Man constantly attempts to recreate Eden and there are many examples of such endeavours throughout history and the world but there is one example in Sri Lanka that sticks out and was discovered, quite by accident, by the British army in 1820. A Lieutenant Fagan no less, commanding a brigade from Batticaloa to Minneriya, and fortunately with a considerably more civilised outlook on life than the previous army of savages that swept through like a tsunami, and turned the city upside down, committing the most heinous crimes known to man and leaving it absolutely destitute having gouged out the eyes of its King before torturing him to death – a treacherous serpent with pure evil and envy in its heart.
Before the great kingdom of Polonarruwa was destroyed, the place had become famous throughout the world for the ingenuity and attitude to water and nature in general. Walking around the site I learn how the Romans traded here for the gems, Arabs for the spices and even the Iranians came to do business as recently in a archaeological dig a great deal of Iranian pottery was discovered. “Not even a single drop of water that comes from the rain must flow in to the Ocean without being made useful to man,” King Parakramabahu was heard to say, making him one of the first recorded recyclers and creators of a hydraulic civilisation.

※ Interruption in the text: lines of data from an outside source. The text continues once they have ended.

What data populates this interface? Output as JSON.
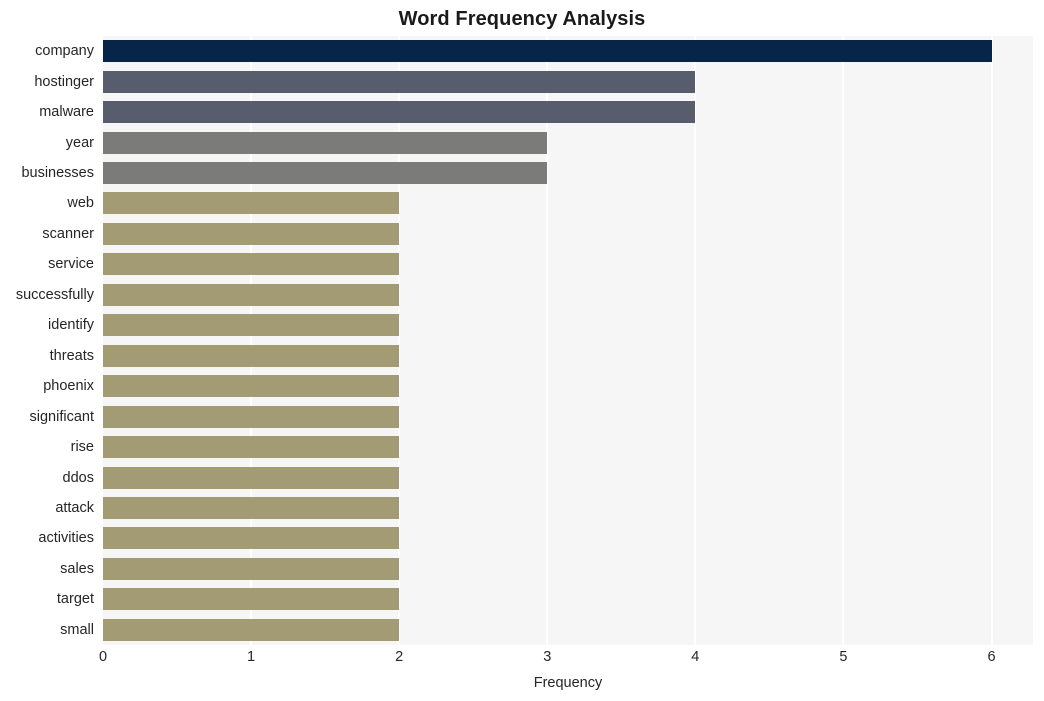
{
  "chart_data": {
    "type": "bar",
    "orientation": "horizontal",
    "title": "Word Frequency Analysis",
    "xlabel": "Frequency",
    "ylabel": "",
    "xlim": [
      0,
      6.28
    ],
    "xticks": [
      0,
      1,
      2,
      3,
      4,
      5,
      6
    ],
    "xtick_labels": [
      "0",
      "1",
      "2",
      "3",
      "4",
      "5",
      "6"
    ],
    "grid": "vertical-white-on-light-gray",
    "legend": "none",
    "categories": [
      "company",
      "hostinger",
      "malware",
      "year",
      "businesses",
      "web",
      "scanner",
      "service",
      "successfully",
      "identify",
      "threats",
      "phoenix",
      "significant",
      "rise",
      "ddos",
      "attack",
      "activities",
      "sales",
      "target",
      "small"
    ],
    "values": [
      6,
      4,
      4,
      3,
      3,
      2,
      2,
      2,
      2,
      2,
      2,
      2,
      2,
      2,
      2,
      2,
      2,
      2,
      2,
      2
    ],
    "bar_colors": [
      "#062549",
      "#575d6d",
      "#575d6d",
      "#7b7b79",
      "#7b7b79",
      "#a39b73",
      "#a39b73",
      "#a39b73",
      "#a39b73",
      "#a39b73",
      "#a39b73",
      "#a39b73",
      "#a39b73",
      "#a39b73",
      "#a39b73",
      "#a39b73",
      "#a39b73",
      "#a39b73",
      "#a39b73",
      "#a39b73"
    ],
    "plot_background": "#f6f6f6",
    "figure_background": "#ffffff",
    "gridline_color": "#ffffff",
    "tick_label_color": "#262626",
    "title_color": "#1a1a1a"
  }
}
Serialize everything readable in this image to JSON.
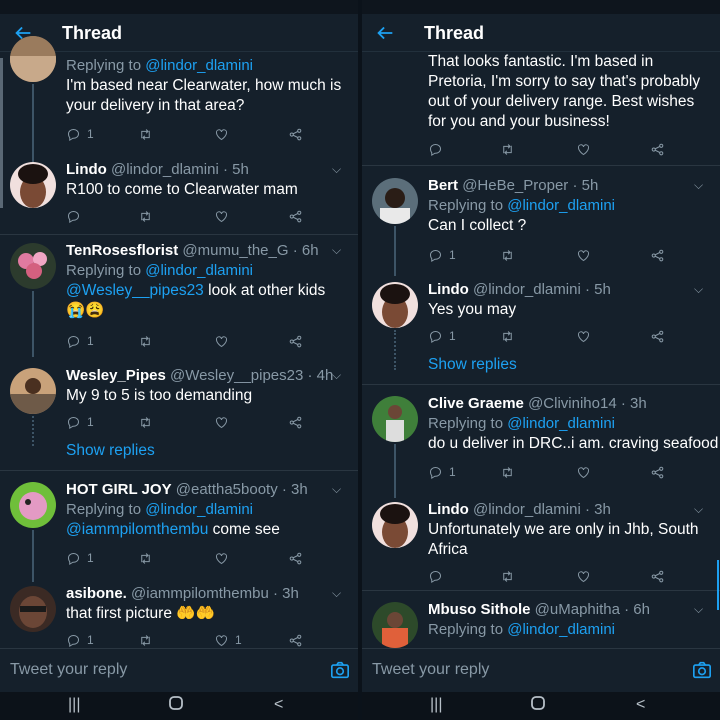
{
  "colors": {
    "background": "#15202b",
    "accent": "#1da1f2",
    "secondary_text": "#8899a6",
    "divider": "#2a3641"
  },
  "left": {
    "header_title": "Thread",
    "reply_placeholder": "Tweet your reply",
    "tweets": [
      {
        "replying_label": "Replying to",
        "replying_to": "@lindor_dlamini",
        "text": "I'm based near Clearwater, how much is your delivery in that area?",
        "reply_count": "1"
      },
      {
        "name": "Lindo",
        "handle": "@lindor_dlamini · 5h",
        "text": "R100 to come to Clearwater mam"
      },
      {
        "name": "TenRosesflorist",
        "handle": "@mumu_the_G · 6h",
        "replying_label": "Replying to",
        "replying_to": "@lindor_dlamini",
        "mention": "@Wesley__pipes23",
        "text": " look at other kids 😭😩",
        "reply_count": "1"
      },
      {
        "name": "Wesley_Pipes",
        "handle": "@Wesley__pipes23 · 4h",
        "text": "My 9 to 5 is too demanding",
        "reply_count": "1",
        "show_replies": "Show replies"
      },
      {
        "name": "HOT GIRL JOY",
        "handle": "@eattha5booty · 3h",
        "replying_label": "Replying to",
        "replying_to": "@lindor_dlamini",
        "mention": "@iammpilomthembu",
        "text": " come see",
        "reply_count": "1"
      },
      {
        "name": "asibone.",
        "handle": "@iammpilomthembu · 3h",
        "text": "that first picture 🤲🤲",
        "reply_count": "1",
        "like_count": "1"
      }
    ]
  },
  "right": {
    "header_title": "Thread",
    "reply_placeholder": "Tweet your reply",
    "tweets": [
      {
        "text": "That looks fantastic. I'm based in Pretoria, I'm sorry to say that's probably out of your delivery range. Best wishes for you and your business!"
      },
      {
        "name": "Bert",
        "handle": "@HeBe_Proper · 5h",
        "replying_label": "Replying to",
        "replying_to": "@lindor_dlamini",
        "text": "Can I collect ?",
        "reply_count": "1"
      },
      {
        "name": "Lindo",
        "handle": "@lindor_dlamini · 5h",
        "text": "Yes you may",
        "reply_count": "1",
        "show_replies": "Show replies"
      },
      {
        "name": "Clive Graeme",
        "handle": "@Cliviniho14 · 3h",
        "replying_label": "Replying to",
        "replying_to": "@lindor_dlamini",
        "text": "do u deliver in DRC..i am. craving seafood",
        "reply_count": "1"
      },
      {
        "name": "Lindo",
        "handle": "@lindor_dlamini · 3h",
        "text": "Unfortunately we are only in Jhb, South Africa"
      },
      {
        "name": "Mbuso Sithole",
        "handle": "@uMaphitha · 6h",
        "replying_label": "Replying to",
        "replying_to": "@lindor_dlamini"
      }
    ]
  },
  "icons": [
    "back-arrow-icon",
    "chevron-down-icon",
    "reply-icon",
    "retweet-icon",
    "like-icon",
    "share-icon",
    "camera-icon",
    "recents-icon",
    "home-icon",
    "back-nav-icon"
  ]
}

He was also credited with building three huge river dams so that the use of water could be controlled minutely for all the inhabitants and extended the Elahera canal so that the three large irrigation tanks of Minneri, Kaudulu and Kanthale were all linked together, thus completing an impressive array of water engineering feats that were both highly technical and beautiful to behold, and described thus, “a giant blue ribbon wrapped around a mystical garden city that even by todays terms was ahead of its time,” and on a huge scale, “It is of such a width that it is impossible to stand upon one shore and view the other side.” Other canals were constructed to discharge additional water from swampy lands to make them suitable for paddy cultivation.

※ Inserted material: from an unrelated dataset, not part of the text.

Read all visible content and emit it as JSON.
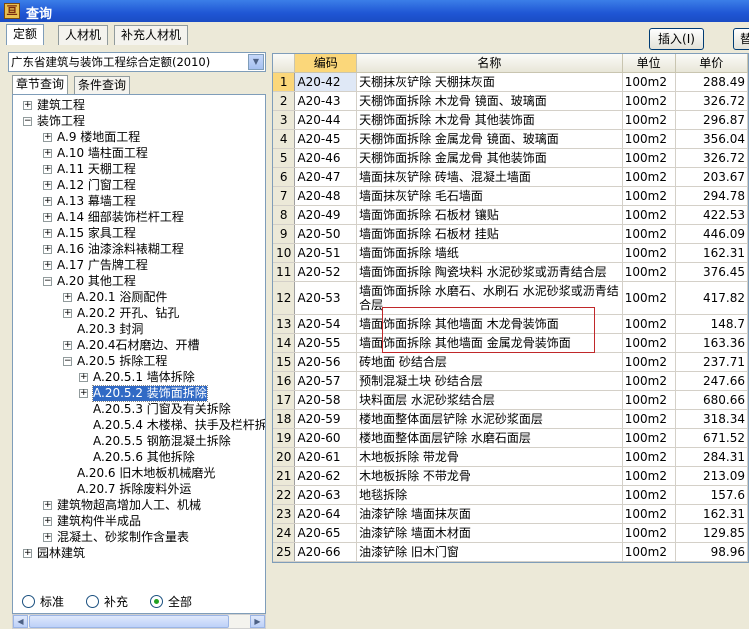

As well as farming hundreds of varieties of rice, they harvested honey from bees both to eat but also, interestingly, to seal their fresco pictures in the picture houses and on caves, as honey is a well known preservative and can last for millennia in the right mix and conditions. Living as part of nature this civilisation would have been aware of the dangers of monoculture and the need for diversity to support all the different creatures within an ecosystem; they would certainly not have needed to be encouraged to sow wild flowers to save the bees, something we are being warned might signal the end of a huge range of plants and indirectly animals, even many of us, in our world today.
Furthermore, the King’s boulder gardens reflected the Eden like majesty of the place, and were built with defence moats, though sadly these were not capable of repelling the rapacious barbarians, in 1215 AD, of the South Indian King Kalinga Magha, a malingerer who couldn’t be bothered to create his own slice of paradise, instead destroying another’s and its people.
During the time of great King Parakrambahu’s largesse also extended to establishing alms halls to feed the poor, and promoting intellectual debate and the discussion of new ideas through scholarly teaching to everyone. Besides building a great city he was also an expert physician, to boot, building stone baths for healing with oil, as well as a hospital and special halls for attending sick people, truly a great philanthropist and visionary.
But his skills and those of his people go beyond these hydraulic marvels and in some cases tap into them, like the arrangement of gravity fed pipes and water channels that are used for creating open air domestic showers downstream of the dams or from the vast water tanks. The rooms of these ancient palaces and temples were also built thick and made to last with the added bonus of having excellent insulation qualities that negate the need for aircon as even in the heat of the day the thickness of walls keep the rooms cool. Similarly, houses were to some extent built with open ends to allow and facilitate the free flow of air through them both to keep them cool and to prevent the build up of harmful house dusts. Another revolutionary and extraordinarily visionary invention of the time involved the strategic placement of statues opposite windows within houses and inserting gemstones in their eyes, which would reflect the light, entering through the windows as the sun rises, and sending light around the room, so brightening it up with colours and being like a free electricity supply.
As with many great civilisations they left records, via stone inscriptions on giant books the most famous one being the ‘galpotha’ stone book weighing 25 tons, which was brought over 90km from Mihintale by elephants rolled on logs. It took a year to get the stone book to the city and is a fascinating read as it covers many aspects from wars that took place to the cities rules and regulations. All in all this was a very advanced civilisation that fully appreciated and lived within nature’s needs and constraints, helped the poor and needy, was extremely sophisticated with its engineering, and recognised the importance of spirituality as a key part of the healing process. Some say the Great King was inspired from Pali inscriptions from temples in the area even older than the ancient ruined city we see today.